My Lords, I start by associating myself with the comments made by my noble friend Lord Browne about the generosity of the Minister in taking interventions. He really was very indulgent and I am grateful. He really helped the Committee in his constructive and positive response to all the interventions that he was good enough to take, so I express my thanks to him for doing that.
As I understood it, the burden of the Minister's justification for resisting this amendment-I hope that he will correct me and I am happy to give way to him if he wants to do that-was that it was wrong somehow that the boundary revisions should be taking place on the basis of out-of-date data. Perhaps he will just nod if I have correctly summarised his resistance to the amendment. I will just repeat that so that he can nod his assent.

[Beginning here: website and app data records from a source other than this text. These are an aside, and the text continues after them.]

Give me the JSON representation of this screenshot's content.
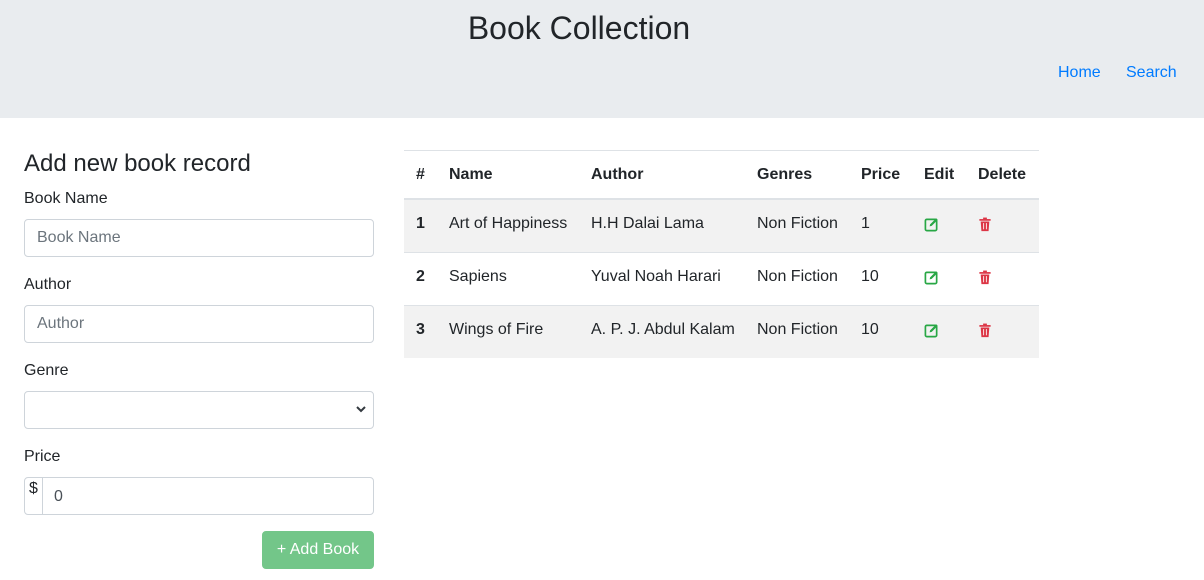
{
  "header": {
    "title": "Book Collection",
    "nav": [
      {
        "label": "Home"
      },
      {
        "label": "Search"
      }
    ]
  },
  "form": {
    "title": "Add new book record",
    "book_name": {
      "label": "Book Name",
      "placeholder": "Book Name",
      "value": ""
    },
    "author": {
      "label": "Author",
      "placeholder": "Author",
      "value": ""
    },
    "genre": {
      "label": "Genre",
      "selected": ""
    },
    "price": {
      "label": "Price",
      "prefix": "$",
      "value": "0"
    },
    "submit_label": "+ Add Book"
  },
  "table": {
    "columns": [
      "#",
      "Name",
      "Author",
      "Genres",
      "Price",
      "Edit",
      "Delete"
    ],
    "rows": [
      {
        "index": "1",
        "name": "Art of Happiness",
        "author": "H.H Dalai Lama",
        "genres": "Non Fiction",
        "price": "1"
      },
      {
        "index": "2",
        "name": "Sapiens",
        "author": "Yuval Noah Harari",
        "genres": "Non Fiction",
        "price": "10"
      },
      {
        "index": "3",
        "name": "Wings of Fire",
        "author": "A. P. J. Abdul Kalam",
        "genres": "Non Fiction",
        "price": "10"
      }
    ],
    "edit_icon": "edit-icon",
    "delete_icon": "trash-icon"
  },
  "colors": {
    "header_bg": "#e9ecef",
    "link": "#007bff",
    "add_button": "#73c689",
    "edit_icon": "#28a745",
    "delete_icon": "#dc3545",
    "row_stripe": "#f2f2f2"
  }
}
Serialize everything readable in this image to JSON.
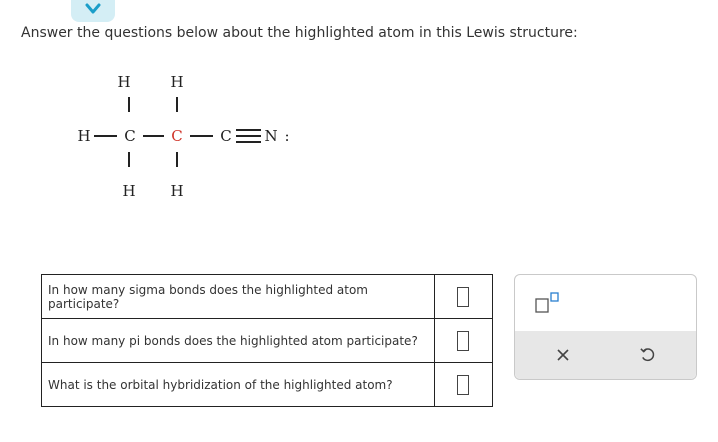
{
  "prompt": "Answer the questions below about the highlighted atom in this Lewis structure:",
  "structure": {
    "atoms": {
      "h_top_left": "H",
      "h_top_right": "H",
      "h_left": "H",
      "c_left": "C",
      "c_highlighted": "C",
      "c_right": "C",
      "n": "N",
      "n_lone_pair": ":",
      "h_bottom_left": "H",
      "h_bottom_right": "H"
    },
    "highlight_color": "#d0352a"
  },
  "questions": [
    {
      "text": "In how many sigma bonds does the highlighted atom participate?",
      "answer": ""
    },
    {
      "text": "In how many pi bonds does the highlighted atom participate?",
      "answer": ""
    },
    {
      "text": "What is the orbital hybridization of the highlighted atom?",
      "answer": ""
    }
  ],
  "panel": {
    "superscript_icon": "superscript-box-icon",
    "clear_icon": "x-icon",
    "undo_icon": "undo-icon"
  },
  "colors": {
    "tab_bg": "#d4eef5",
    "tab_chevron": "#1a9ec9",
    "panel_bar": "#e7e7e7",
    "superscript_accent": "#2a7fcf"
  }
}
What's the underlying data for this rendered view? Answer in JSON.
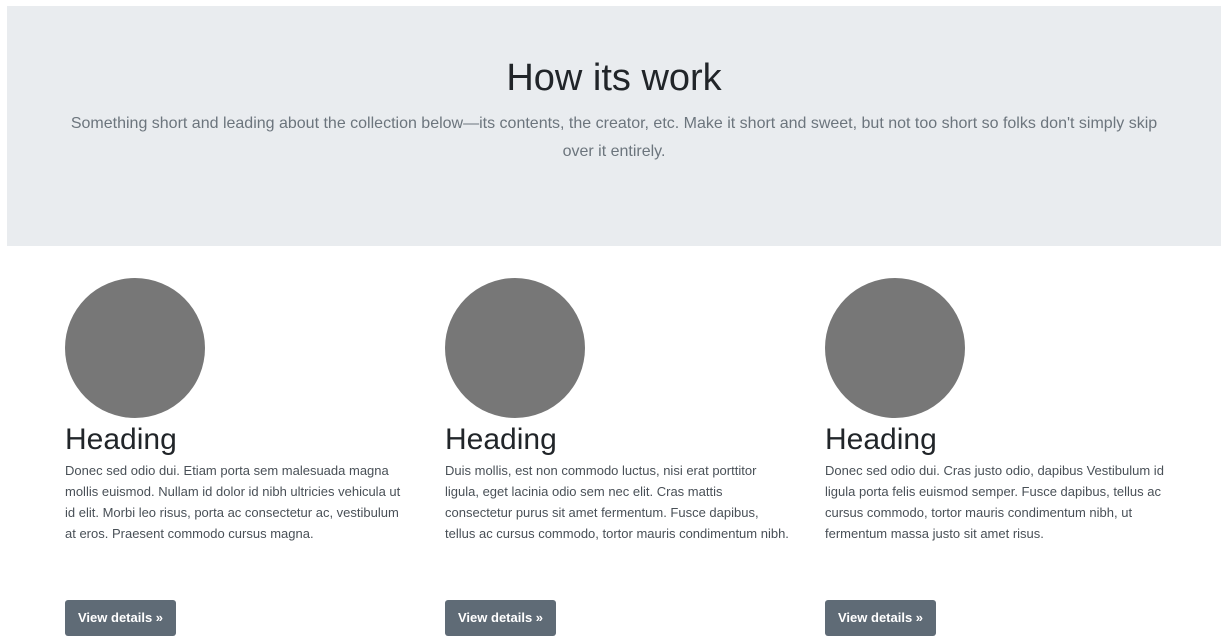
{
  "hero": {
    "title": "How its work",
    "lead": "Something short and leading about the collection below—its contents, the creator, etc. Make it short and sweet, but not too short so folks don't simply skip over it entirely."
  },
  "features": [
    {
      "heading": "Heading",
      "text": "Donec sed odio dui. Etiam porta sem malesuada magna mollis euismod. Nullam id dolor id nibh ultricies vehicula ut id elit. Morbi leo risus, porta ac consectetur ac, vestibulum at eros. Praesent commodo cursus magna.",
      "button_label": "View details »"
    },
    {
      "heading": "Heading",
      "text": "Duis mollis, est non commodo luctus, nisi erat porttitor ligula, eget lacinia odio sem nec elit. Cras mattis consectetur purus sit amet fermentum. Fusce dapibus, tellus ac cursus commodo, tortor mauris condimentum nibh.",
      "button_label": "View details »"
    },
    {
      "heading": "Heading",
      "text": "Donec sed odio dui. Cras justo odio, dapibus Vestibulum id ligula porta felis euismod semper. Fusce dapibus, tellus ac cursus commodo, tortor mauris condimentum nibh, ut fermentum massa justo sit amet risus.",
      "button_label": "View details »"
    }
  ],
  "colors": {
    "hero_background": "#e9ecef",
    "thumbnail": "#777777",
    "button": "#5f6b76"
  }
}
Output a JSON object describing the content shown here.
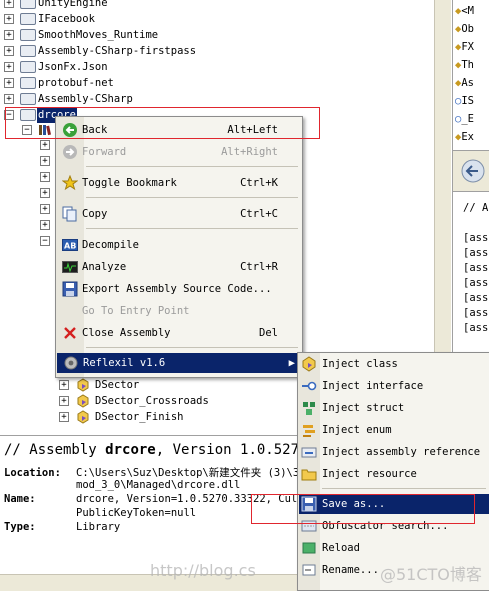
{
  "tree": {
    "items": [
      {
        "label": "UnityEngine"
      },
      {
        "label": "IFacebook"
      },
      {
        "label": "SmoothMoves_Runtime"
      },
      {
        "label": "Assembly-CSharp-firstpass"
      },
      {
        "label": "JsonFx.Json"
      },
      {
        "label": "protobuf-net"
      },
      {
        "label": "Assembly-CSharp"
      },
      {
        "label": "drcore"
      }
    ],
    "children": [
      {
        "label": "DSector"
      },
      {
        "label": "DSector_Crossroads"
      },
      {
        "label": "DSector_Finish"
      }
    ]
  },
  "context_menu": {
    "items": [
      {
        "label": "Back",
        "shortcut": "Alt+Left",
        "icon": "back-arrow-icon"
      },
      {
        "label": "Forward",
        "shortcut": "Alt+Right",
        "icon": "forward-arrow-icon"
      },
      {
        "label": "Toggle Bookmark",
        "shortcut": "Ctrl+K",
        "icon": "bookmark-star-icon"
      },
      {
        "label": "Copy",
        "shortcut": "Ctrl+C",
        "icon": "copy-icon"
      },
      {
        "label": "Decompile",
        "shortcut": "",
        "icon": "decompile-icon"
      },
      {
        "label": "Analyze",
        "shortcut": "Ctrl+R",
        "icon": "analyze-icon"
      },
      {
        "label": "Export Assembly Source Code...",
        "shortcut": "",
        "icon": "save-disk-icon"
      },
      {
        "label": "Go To Entry Point",
        "shortcut": "",
        "icon": ""
      },
      {
        "label": "Close Assembly",
        "shortcut": "Del",
        "icon": "close-x-icon"
      },
      {
        "label": "Reflexil v1.6",
        "shortcut": "",
        "icon": "reflexil-gear-icon"
      }
    ]
  },
  "submenu": {
    "items": [
      {
        "label": "Inject class"
      },
      {
        "label": "Inject interface"
      },
      {
        "label": "Inject struct"
      },
      {
        "label": "Inject enum"
      },
      {
        "label": "Inject assembly reference"
      },
      {
        "label": "Inject resource"
      },
      {
        "label": "Save as..."
      },
      {
        "label": "Obfuscator search..."
      },
      {
        "label": "Reload"
      },
      {
        "label": "Rename..."
      }
    ]
  },
  "right_panel": {
    "items": [
      "<M",
      "Ob",
      "FX",
      "Th",
      "As",
      "IS",
      "_E",
      "Ex"
    ],
    "code_lines": [
      "// A",
      "[ass",
      "[ass",
      "[ass",
      "[ass",
      "[ass",
      "[ass",
      "[ass"
    ]
  },
  "bottom": {
    "header_prefix": "// Assembly ",
    "header_name": "drcore",
    "header_suffix": ", Version 1.0.5270",
    "location_label": "Location:",
    "location_value_1": "C:\\Users\\Suz\\Desktop\\新建文件夹 (3)\\3",
    "location_value_2": "mod_3_0\\Managed\\drcore.dll",
    "name_label": "Name:",
    "name_value_1": "drcore, Version=1.0.5270.33322, Cultu",
    "name_value_2": "PublicKeyToken=null",
    "type_label": "Type:",
    "type_value": "Library"
  },
  "watermark": {
    "left": "http://blog.cs",
    "right": "@51CTO博客"
  },
  "colors": {
    "highlight": "#0a246a",
    "annotation_red": "#e0262e"
  }
}
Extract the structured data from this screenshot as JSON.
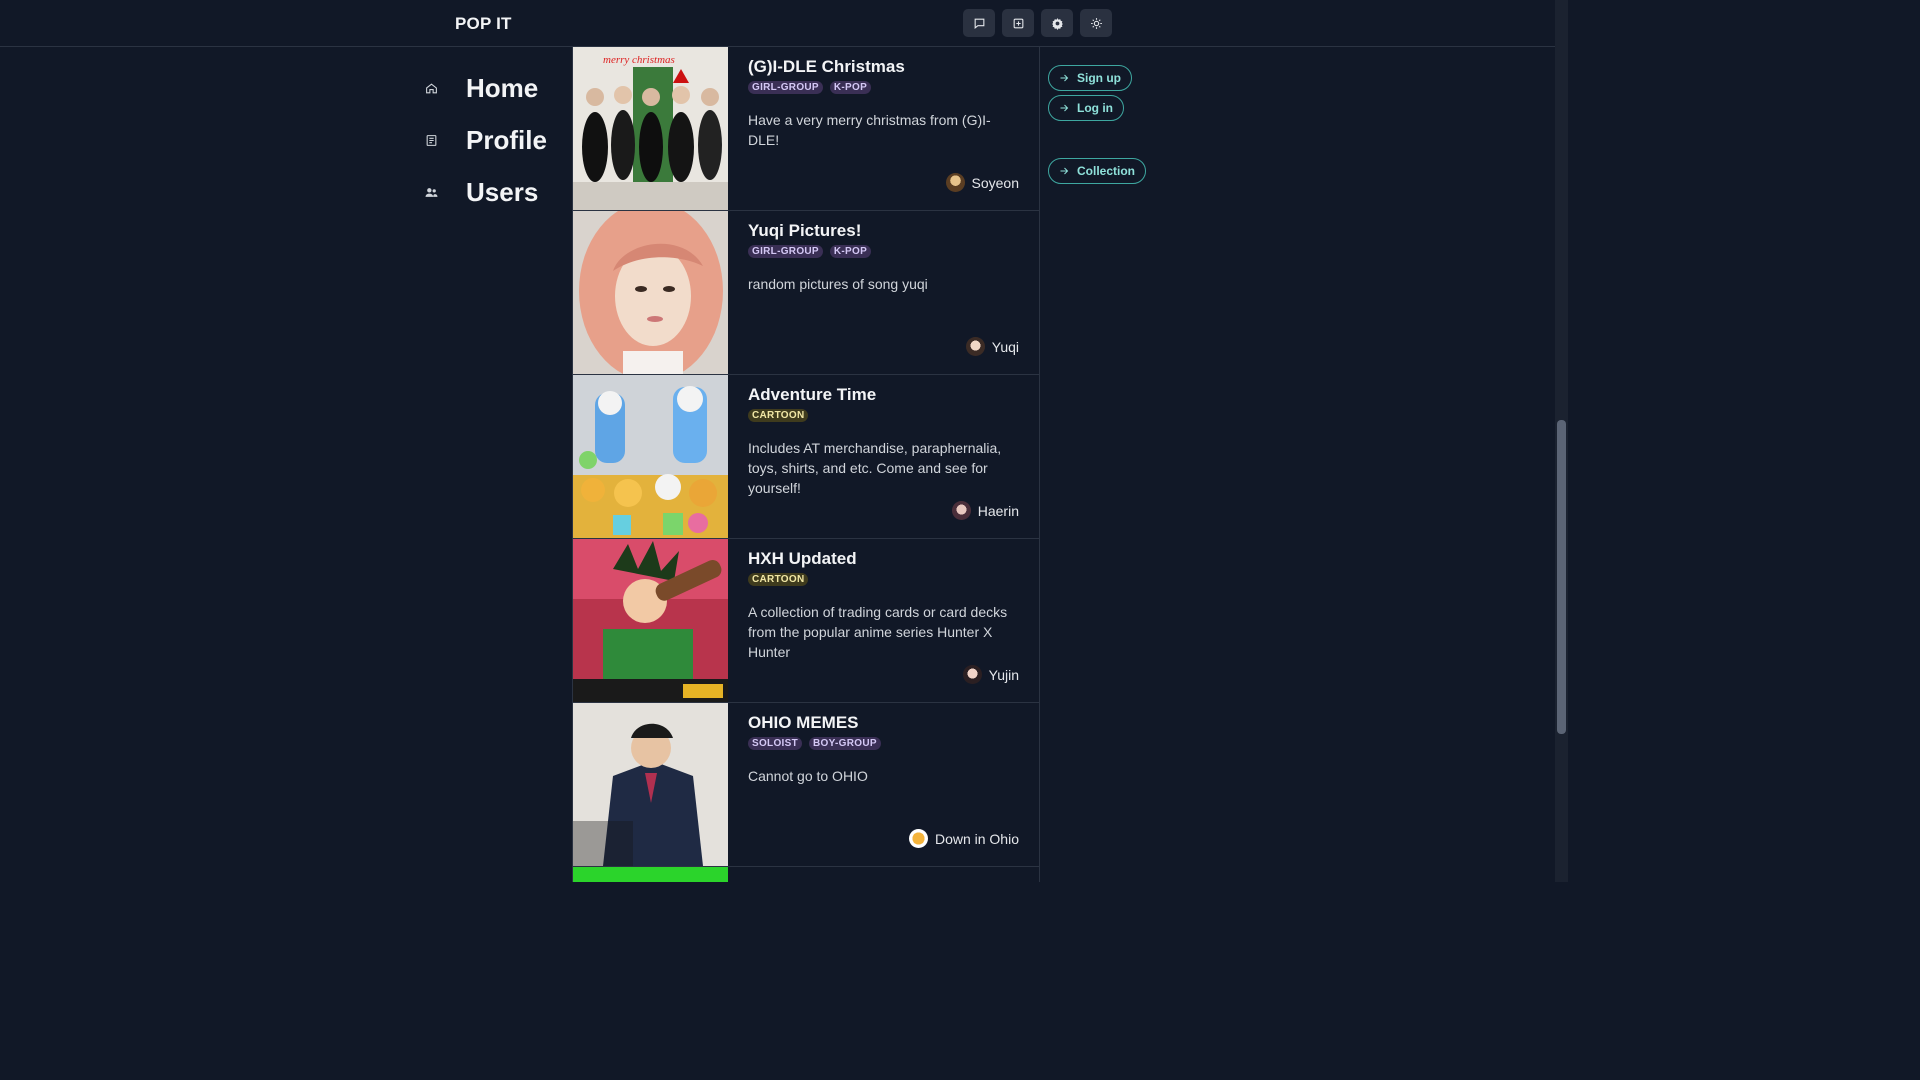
{
  "header": {
    "brand": "POP IT",
    "buttons": [
      {
        "name": "chat-bubble-icon"
      },
      {
        "name": "plus-square-icon"
      },
      {
        "name": "gear-icon"
      },
      {
        "name": "sun-icon"
      }
    ]
  },
  "nav": {
    "items": [
      {
        "label": "Home",
        "icon": "home-icon"
      },
      {
        "label": "Profile",
        "icon": "profile-icon"
      },
      {
        "label": "Users",
        "icon": "users-icon"
      }
    ]
  },
  "feed": {
    "cards": [
      {
        "title": "(G)I-DLE Christmas",
        "tags": [
          "GIRL-GROUP",
          "K-POP"
        ],
        "description": "Have a very merry christmas from (G)I-DLE!",
        "author": "Soyeon",
        "thumb_text": "merry christmas"
      },
      {
        "title": "Yuqi Pictures!",
        "tags": [
          "GIRL-GROUP",
          "K-POP"
        ],
        "description": "random pictures of song yuqi",
        "author": "Yuqi"
      },
      {
        "title": "Adventure Time",
        "tags": [
          "CARTOON"
        ],
        "description": "Includes AT merchandise, paraphernalia, toys, shirts, and etc. Come and see for yourself!",
        "author": "Haerin"
      },
      {
        "title": "HXH Updated",
        "tags": [
          "CARTOON"
        ],
        "description": "A collection of trading cards or card decks from the popular anime series Hunter X Hunter",
        "author": "Yujin"
      },
      {
        "title": "OHIO MEMES",
        "tags": [
          "SOLOIST",
          "BOY-GROUP"
        ],
        "description": "Cannot go to OHIO",
        "author": "Down in Ohio"
      }
    ]
  },
  "auth": {
    "signup_label": "Sign up",
    "login_label": "Log in",
    "collection_label": "Collection"
  },
  "colors": {
    "background": "#111827",
    "accent": "#3ea7a0",
    "tag_kpop": "#3a2f55",
    "tag_cartoon": "#3f3b1d"
  }
}
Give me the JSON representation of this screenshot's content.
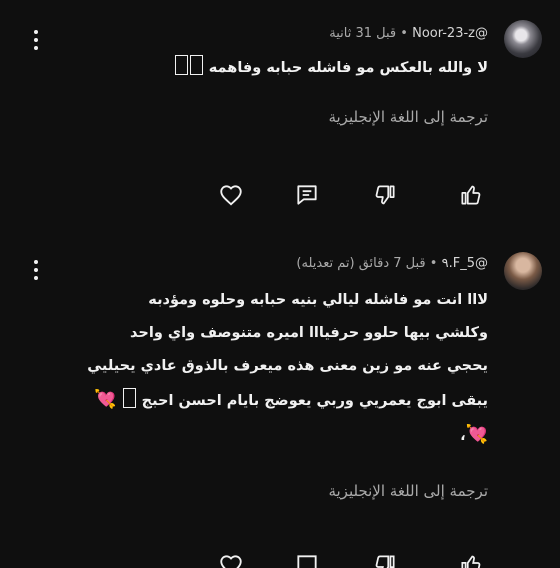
{
  "comments": [
    {
      "handle": "@Noor-23-z",
      "time": "قبل 31 ثانية",
      "text_lines": [
        "لا والله بالعكس مو فاشله حبابه وفاهمه"
      ],
      "translate_label": "ترجمة إلى اللغة الإنجليزية"
    },
    {
      "handle": "@5_F.٩",
      "time": "قبل 7 دقائق (تم تعديله)",
      "text_lines": [
        "لااا انت مو فاشله ليالي بنيه حبابه وحلوه ومؤدبه",
        "وكلشي بيها حلوو حرفيااا اميره متنوصف واي واحد",
        "يحجي عنه مو زين معنى هذه ميعرف بالذوق عادي يحيليي",
        "يبقى ابوج يعمريي وربي يعوضج بايام احسن احبج"
      ],
      "translate_label": "ترجمة إلى اللغة الإنجليزية"
    }
  ],
  "separator": "•",
  "icons": {
    "menu": "more-vert-icon",
    "heart": "heart-icon",
    "reply": "reply-icon",
    "dislike": "thumbs-down-icon",
    "like": "thumbs-up-icon",
    "emoji": "heart-emoji-icon"
  },
  "colors": {
    "background": "#0f0f0f",
    "text": "#f1f1f1",
    "muted": "#aaaaaa",
    "emoji": "#ff5fa2"
  }
}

The basis of his resistance to the amendment was, essentially, that it was wrong for this boundary revision to take place on the basis of out-of-date data. Is that broadly it?